--- START ---

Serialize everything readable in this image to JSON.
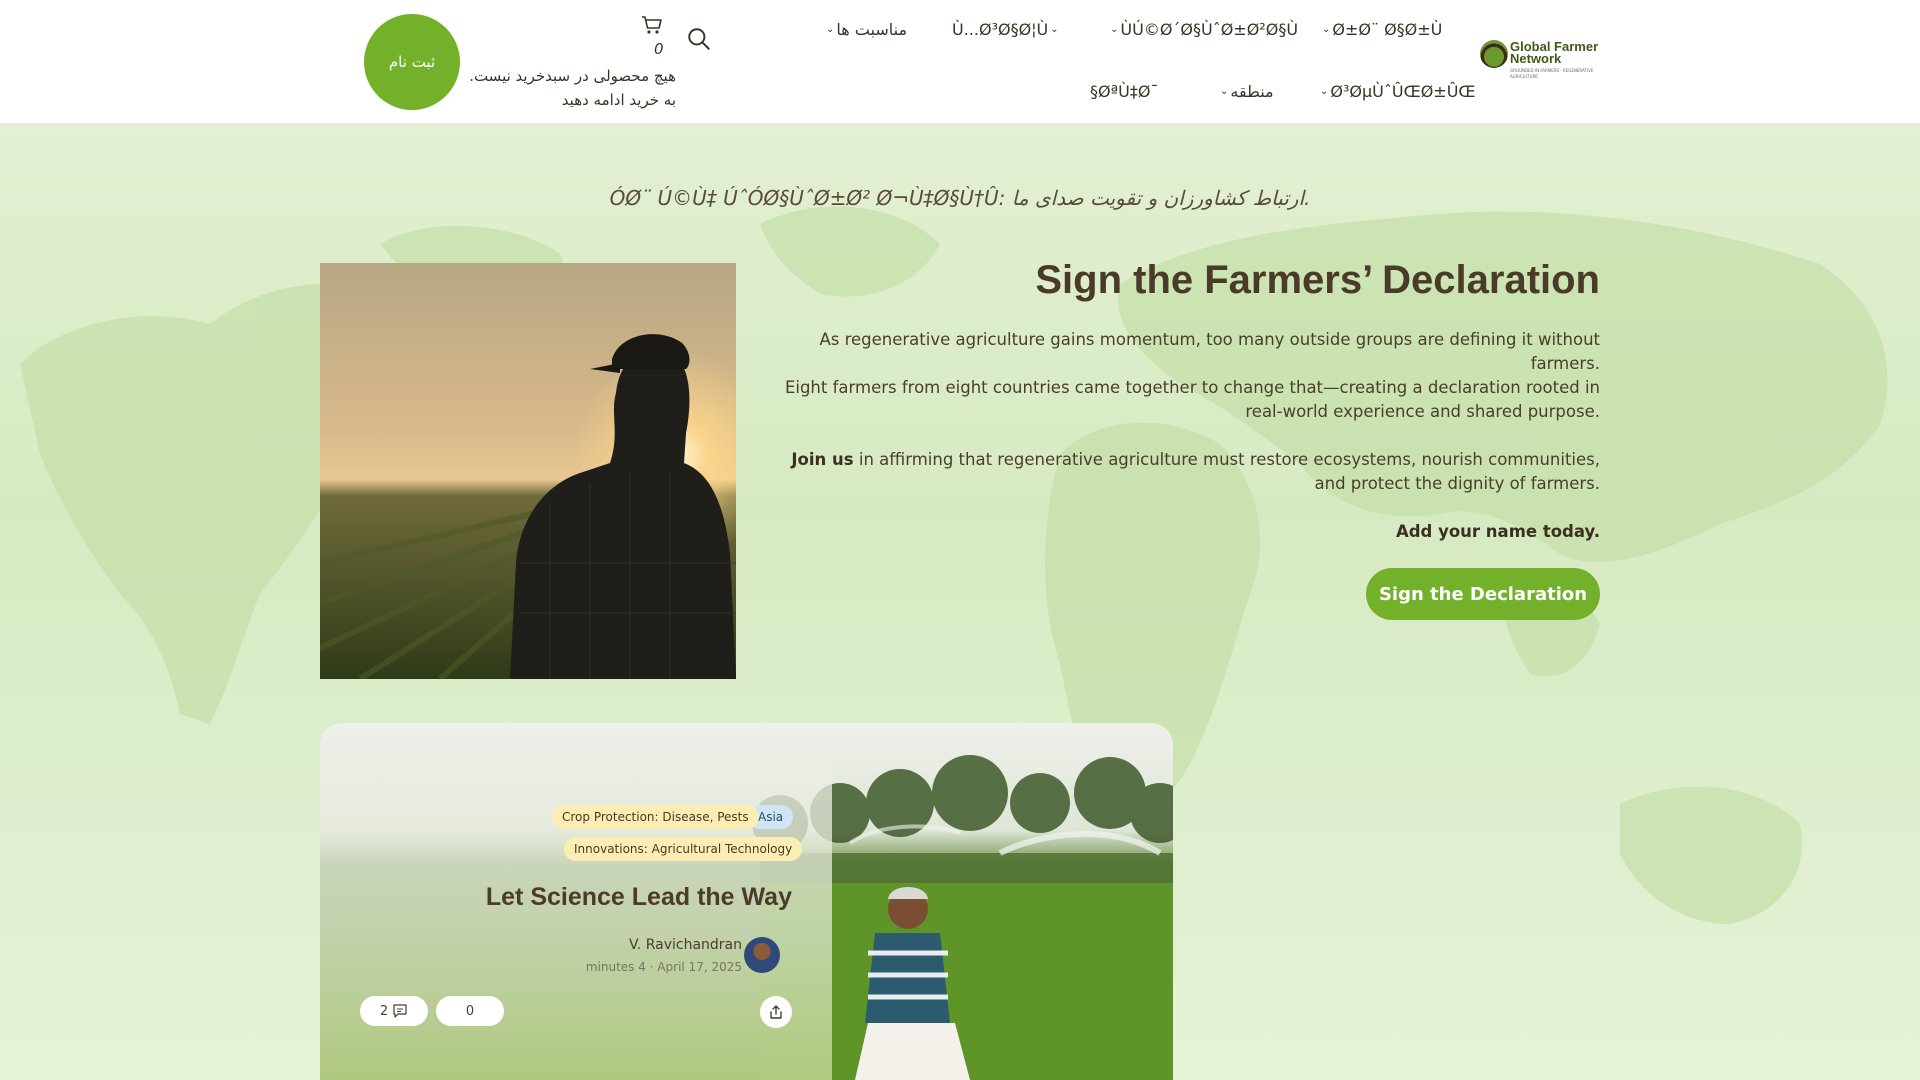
{
  "header": {
    "logo": {
      "line1": "Global Farmer",
      "line2": "Network",
      "tagline": "GROUNDED IN FARMERS · REGENERATIVE AGRICULTURE"
    },
    "nav_row1": [
      {
        "label": "Ø±Ø¨ Ø§Ø±Ù"
      },
      {
        "label": "ÙÚ©Ø´Ø§ÙˆØ±Ø²Ø§Ù"
      },
      {
        "label": "Ù...Ø³Ø§Ø¦Ù"
      },
      {
        "label": "مناسبت ها"
      }
    ],
    "nav_row2": [
      {
        "label": "Ø³ØµÙˆÛŒØ±ÛŒ"
      },
      {
        "label": "منطقه"
      },
      {
        "label": "§ØªÙ‡Ø¯"
      }
    ],
    "cart": {
      "count": "0",
      "empty_line1": "هیچ محصولی در سبدخرید نیست.",
      "empty_line2": "به خرید ادامه دهید"
    },
    "register_label": "ثبت نام"
  },
  "hero": {
    "tagline": "ÓØ¨ Ú©Ù‡ ÚˆÓØ§ÙˆØ±Ø² Ø¬Ù‡Ø§Ù†Û: ارتباط کشاورزان و تقویت صدای ما.",
    "title": "Sign the Farmers’ Declaration",
    "p1": "As regenerative agriculture gains momentum, too many outside groups are defining it without farmers.",
    "p2": "Eight farmers from eight countries came together to change that—creating a declaration rooted in real-world experience and shared purpose.",
    "p3_bold": "Join us",
    "p3_rest": " in affirming that regenerative agriculture must restore ecosystems, nourish communities, and protect the dignity of farmers.",
    "p4": "Add your name today.",
    "cta": "Sign the Declaration"
  },
  "card": {
    "tags": [
      "Asia",
      "Crop Protection: Disease, Pests",
      "Innovations: Agricultural Technology"
    ],
    "title": "Let Science Lead the Way",
    "author": "V. Ravichandran",
    "meta": "minutes 4 · April 17, 2025",
    "likes": "0",
    "comments": "2"
  },
  "colors": {
    "accent": "#73b12b",
    "background": "#dcebc9",
    "text": "#4a3a2a"
  }
}
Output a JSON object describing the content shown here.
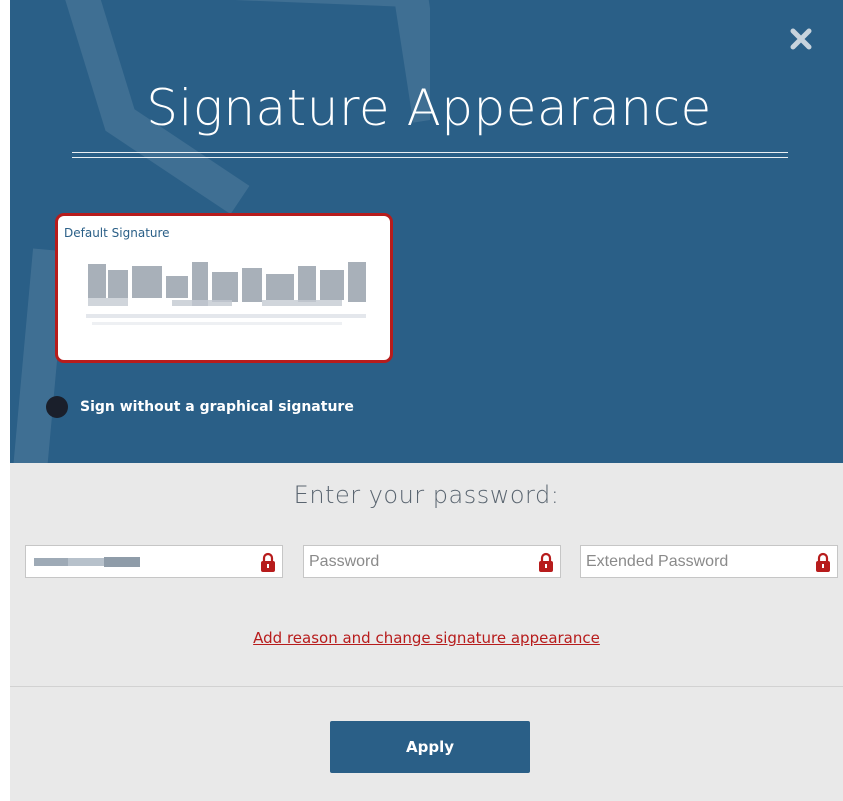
{
  "dialog": {
    "title": "Signature Appearance",
    "close_icon": "close-icon"
  },
  "signature": {
    "card_label": "Default Signature",
    "no_graphic_label": "Sign without a graphical signature"
  },
  "password": {
    "heading": "Enter your password:",
    "fields": [
      {
        "placeholder": "",
        "value": "",
        "icon": "lock-icon"
      },
      {
        "placeholder": "Password",
        "value": "",
        "icon": "lock-icon"
      },
      {
        "placeholder": "Extended Password",
        "value": "",
        "icon": "lock-icon"
      }
    ]
  },
  "links": {
    "reason": "Add reason and change signature appearance"
  },
  "actions": {
    "apply": "Apply"
  },
  "colors": {
    "header_bg": "#2a5f87",
    "accent_red": "#b71c1c",
    "body_bg": "#e9e9e9"
  }
}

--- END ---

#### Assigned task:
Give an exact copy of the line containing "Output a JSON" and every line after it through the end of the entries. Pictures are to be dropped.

#### Result of this exercise:
Output a JSON object describing the content shown here.
{
  "dialog": {
    "title": "Signature Appearance",
    "close_icon": "close-icon"
  },
  "signature": {
    "card_label": "Default Signature",
    "no_graphic_label": "Sign without a graphical signature"
  },
  "password": {
    "heading": "Enter your password:",
    "fields": [
      {
        "placeholder": "",
        "value": "",
        "icon": "lock-icon"
      },
      {
        "placeholder": "Password",
        "value": "",
        "icon": "lock-icon"
      },
      {
        "placeholder": "Extended Password",
        "value": "",
        "icon": "lock-icon"
      }
    ]
  },
  "links": {
    "reason": "Add reason and change signature appearance"
  },
  "actions": {
    "apply": "Apply"
  },
  "colors": {
    "header_bg": "#2a5f87",
    "accent_red": "#b71c1c",
    "body_bg": "#e9e9e9"
  }
}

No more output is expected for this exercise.